SIOUX FALLS, S.D. – Jon Coffman created this situation, so he has no one to blame but himself.
When a reporter (not me, I’ve already broached the topic and it wasn’t pretty) asked the third-year Fort Wayne men’s basketball coach to reflect on this season following the Mastodons’ Summit League Tournament loss to Omaha Sunday, he did so insinuating that there was a negative tone to the year, and Coffman got defensive.
“I’ve heard people come to me and say ‘Are you disappointed in the season,’” Coffman said. “Those are people that aren’t in our locker room. They don’t have a good perspective of what we do every day.”
True. However, those “people” are simply looking at wins and losses, and depending on one’s “perspective,” different people have different assessments of the Mastodons’ 2016-17 season.
“Where we have had success,’ Coffman said, “is not being obsessed with wins and losses.”
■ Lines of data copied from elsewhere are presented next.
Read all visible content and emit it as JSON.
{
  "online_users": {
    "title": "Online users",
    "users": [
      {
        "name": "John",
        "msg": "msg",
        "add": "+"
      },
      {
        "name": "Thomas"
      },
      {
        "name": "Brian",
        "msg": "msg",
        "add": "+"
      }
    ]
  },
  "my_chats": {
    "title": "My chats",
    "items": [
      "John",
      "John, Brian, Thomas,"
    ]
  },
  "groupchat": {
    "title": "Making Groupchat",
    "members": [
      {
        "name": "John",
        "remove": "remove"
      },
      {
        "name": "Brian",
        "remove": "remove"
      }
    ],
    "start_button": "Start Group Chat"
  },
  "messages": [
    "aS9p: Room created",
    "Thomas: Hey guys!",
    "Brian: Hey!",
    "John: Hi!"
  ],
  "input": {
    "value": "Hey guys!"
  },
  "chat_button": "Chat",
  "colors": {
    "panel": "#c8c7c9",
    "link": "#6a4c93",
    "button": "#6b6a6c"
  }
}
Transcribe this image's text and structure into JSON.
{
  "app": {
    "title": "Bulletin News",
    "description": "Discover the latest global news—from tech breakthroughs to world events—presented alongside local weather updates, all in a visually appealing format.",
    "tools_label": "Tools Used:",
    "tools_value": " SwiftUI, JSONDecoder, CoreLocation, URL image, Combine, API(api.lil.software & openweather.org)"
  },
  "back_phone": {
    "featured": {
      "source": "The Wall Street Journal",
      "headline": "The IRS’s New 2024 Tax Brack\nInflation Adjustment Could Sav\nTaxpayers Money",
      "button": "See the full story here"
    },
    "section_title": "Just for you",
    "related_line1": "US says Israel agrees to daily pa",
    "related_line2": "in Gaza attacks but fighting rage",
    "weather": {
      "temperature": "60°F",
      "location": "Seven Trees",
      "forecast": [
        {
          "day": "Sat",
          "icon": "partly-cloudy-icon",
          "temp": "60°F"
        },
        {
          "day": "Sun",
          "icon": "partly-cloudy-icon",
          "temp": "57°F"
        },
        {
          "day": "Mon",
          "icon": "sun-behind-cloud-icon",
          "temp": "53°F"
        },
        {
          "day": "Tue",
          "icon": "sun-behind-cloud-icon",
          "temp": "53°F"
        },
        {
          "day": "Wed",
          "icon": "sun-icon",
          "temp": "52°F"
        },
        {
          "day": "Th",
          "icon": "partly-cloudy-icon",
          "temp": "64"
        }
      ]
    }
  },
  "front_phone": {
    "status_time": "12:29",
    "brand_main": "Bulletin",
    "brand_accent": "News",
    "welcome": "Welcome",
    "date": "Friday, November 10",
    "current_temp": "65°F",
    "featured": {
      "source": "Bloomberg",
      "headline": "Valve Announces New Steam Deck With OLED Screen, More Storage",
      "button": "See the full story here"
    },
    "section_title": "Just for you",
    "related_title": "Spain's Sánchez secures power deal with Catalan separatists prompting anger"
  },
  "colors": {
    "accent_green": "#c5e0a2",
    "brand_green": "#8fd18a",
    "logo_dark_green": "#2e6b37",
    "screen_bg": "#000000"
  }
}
Coffman continued to explain that the “process” of team building and hard work on a daily basis are the focal points of what he teaches, which if that is done well, ultimately leads to success.
Without question, Fort Wayne is a successful program. They have won over 100 games in the past five seasons, including 19 this year. The past two seasons are the most successful two-year stretch in program history. And all of that is a testament to the work that Coffman and his staff and players have put in.
Here is where the blame falls on Coffman. The better he makes this program, and he has made it really good, the higher the expectations become. And this season wasn’t good enough.
“A lot of coaches, if you say ‘You want to win 19 games,’” Coffman pondered, “I bet there are 85 percent of the mid-major coaches in the country that would raise their hands and say ‘I’ll take it.’”
But Fort Wayne isn’t like “85 percent of the mid-major” programs in the country. It is better. And the numbers over the recent seasons bear that out.
The Mastodons allowed winnable home games against South Dakota State, South Dakota, and Western Illinois to slip away this year, while they turned the ball over 23 times in a recent one-point loss at IUPUI.
On Sunday, Coffman’s team held a 10-point lead and had dominated Omaha for much of the night, before allowing the Mavericks to close the game on a 27-13 run to steal the victory.
Fort Wayne should be going for its 25th win in a tournament semifinal tonight instead of talking about how good it feels about winning 19 games.
Those are the expectations that Coffman has created for this program, which is a positive, not a negative.
“Clearly there are expectations,” Coffman said, “that those (four seniors) have provided to the media, to me, to everybody out there. They provided the ability to raise your expectations.”
Exactly, so Coffman shouldn’t get defensive when the subject that everyone that follows the program is mentioning is brought up. Instead, he and his team should get defensive in the late stages of games, which is precisely why they are travelling home today, as opposed to chasing a championship.
“We led in the second half of every game in league play this year,” Coffman said at one point.
That tells me two things:
• The Mastodons had enough talent to beat anybody in the Summit League, and
• Their 8-8 league record showed that they found ways to lose just as many games as they won, and a glance at the statistics explain why
Western Illinois shot over 65 percent in the second half of its road win at Fort Wayne.
South Dakota made over 64 percent in the second half of its win at the Gates Center.
South Dakota State 56 percent (with a Jackrabbit player scoring a nation’s best 51 points), IUPUI 54 percent, and in Sunday’s loss, Omaha hit on 57 percent of its shots in the second half to rally for the win.
Yet, less than one minute into the postgame press conference, Coffman was discussing how pleased he was with “some of the (offensive) looks we got.”
Omaha made its final five shots of the game, which was lost at the defensive end of the floor, not the offensive end.
Regular season games can be won with offense, and Fort Wayne has absolutely proven that to be true. But games in March, games of consequence, are won defensively.
Playing well at both ends of the floor is the expectation that Mastodon fans have for this program and anything less will result in how they feel today, which is disappointed.
This column is the commentary of the writer and does not necessarily reflect the views or opinions of The News-Sentinel. Email Tom Davis at firstname.lastname@example.org.